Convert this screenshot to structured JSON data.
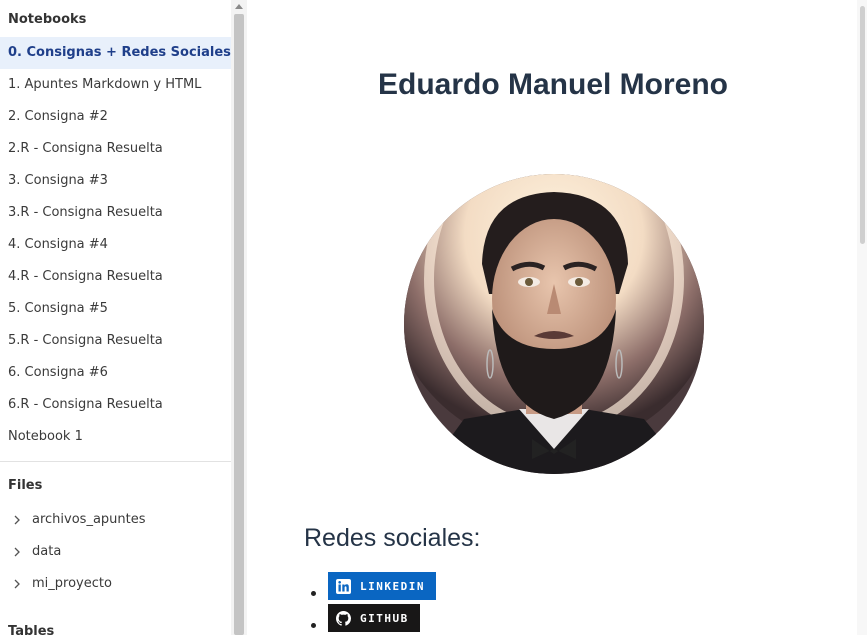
{
  "sidebar": {
    "notebooks_title": "Notebooks",
    "notebooks": [
      {
        "label": "0. Consignas + Redes Sociales",
        "active": true
      },
      {
        "label": "1. Apuntes Markdown y HTML"
      },
      {
        "label": "2. Consigna #2"
      },
      {
        "label": "2.R - Consigna Resuelta"
      },
      {
        "label": "3. Consigna #3"
      },
      {
        "label": "3.R - Consigna Resuelta"
      },
      {
        "label": "4. Consigna #4"
      },
      {
        "label": "4.R - Consigna Resuelta"
      },
      {
        "label": "5. Consigna #5"
      },
      {
        "label": "5.R - Consigna Resuelta"
      },
      {
        "label": "6. Consigna #6"
      },
      {
        "label": "6.R - Consigna Resuelta"
      },
      {
        "label": "Notebook 1"
      }
    ],
    "files_title": "Files",
    "files": [
      {
        "label": "archivos_apuntes",
        "icon": "chevron-right-icon"
      },
      {
        "label": "data",
        "icon": "chevron-right-icon"
      },
      {
        "label": "mi_proyecto",
        "icon": "chevron-right-icon"
      }
    ],
    "cut_section_title": "Tables"
  },
  "main": {
    "title": "Eduardo Manuel Moreno",
    "portrait_icon": "profile-portrait-image",
    "social_heading": "Redes sociales:",
    "badges": [
      {
        "label": "LINKEDIN",
        "icon": "linkedin-icon",
        "color": "#0a66c2"
      },
      {
        "label": "GITHUB",
        "icon": "github-icon",
        "color": "#181717"
      }
    ]
  },
  "colors": {
    "active_item_bg": "#e8f0fb",
    "active_item_text": "#1f3f8a",
    "heading": "#253447"
  }
}
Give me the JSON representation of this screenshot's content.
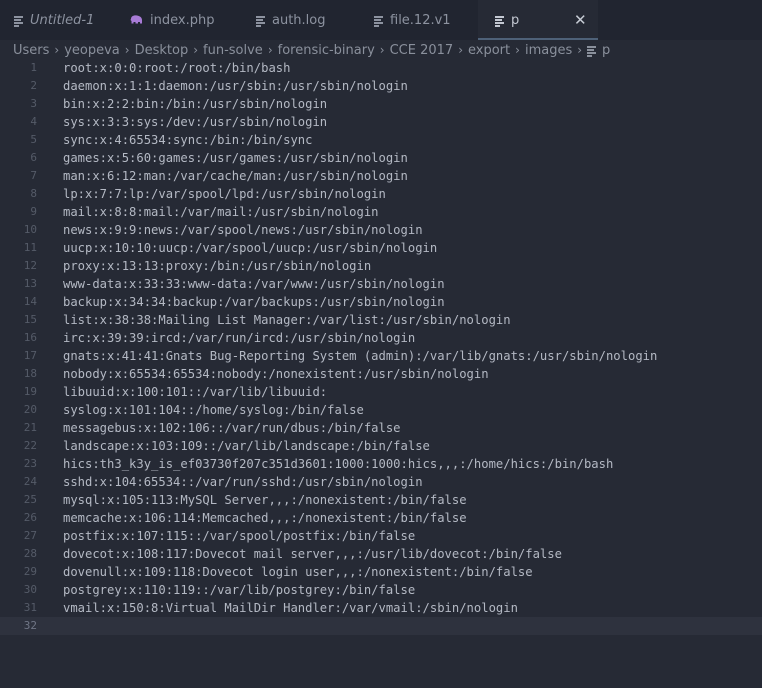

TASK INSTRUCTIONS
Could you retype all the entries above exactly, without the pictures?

TASK RESPONSE
Convert this screenshot to structured JSON data.
{
  "sidebar": {
    "notebooks_title": "Notebooks",
    "notebooks": [
      {
        "label": "0. Consignas + Redes Sociales",
        "active": true
      },
      {
        "label": "1. Apuntes Markdown y HTML"
      },
      {
        "label": "2. Consigna #2"
      },
      {
        "label": "2.R - Consigna Resuelta"
      },
      {
        "label": "3. Consigna #3"
      },
      {
        "label": "3.R - Consigna Resuelta"
      },
      {
        "label": "4. Consigna #4"
      },
      {
        "label": "4.R - Consigna Resuelta"
      },
      {
        "label": "5. Consigna #5"
      },
      {
        "label": "5.R - Consigna Resuelta"
      },
      {
        "label": "6. Consigna #6"
      },
      {
        "label": "6.R - Consigna Resuelta"
      },
      {
        "label": "Notebook 1"
      }
    ],
    "files_title": "Files",
    "files": [
      {
        "label": "archivos_apuntes",
        "icon": "chevron-right-icon"
      },
      {
        "label": "data",
        "icon": "chevron-right-icon"
      },
      {
        "label": "mi_proyecto",
        "icon": "chevron-right-icon"
      }
    ],
    "cut_section_title": "Tables"
  },
  "main": {
    "title": "Eduardo Manuel Moreno",
    "portrait_icon": "profile-portrait-image",
    "social_heading": "Redes sociales:",
    "badges": [
      {
        "label": "LINKEDIN",
        "icon": "linkedin-icon",
        "color": "#0a66c2"
      },
      {
        "label": "GITHUB",
        "icon": "github-icon",
        "color": "#181717"
      }
    ]
  },
  "colors": {
    "active_item_bg": "#e8f0fb",
    "active_item_text": "#1f3f8a",
    "heading": "#253447"
  }
}
Give me the JSON representation of this screenshot's content.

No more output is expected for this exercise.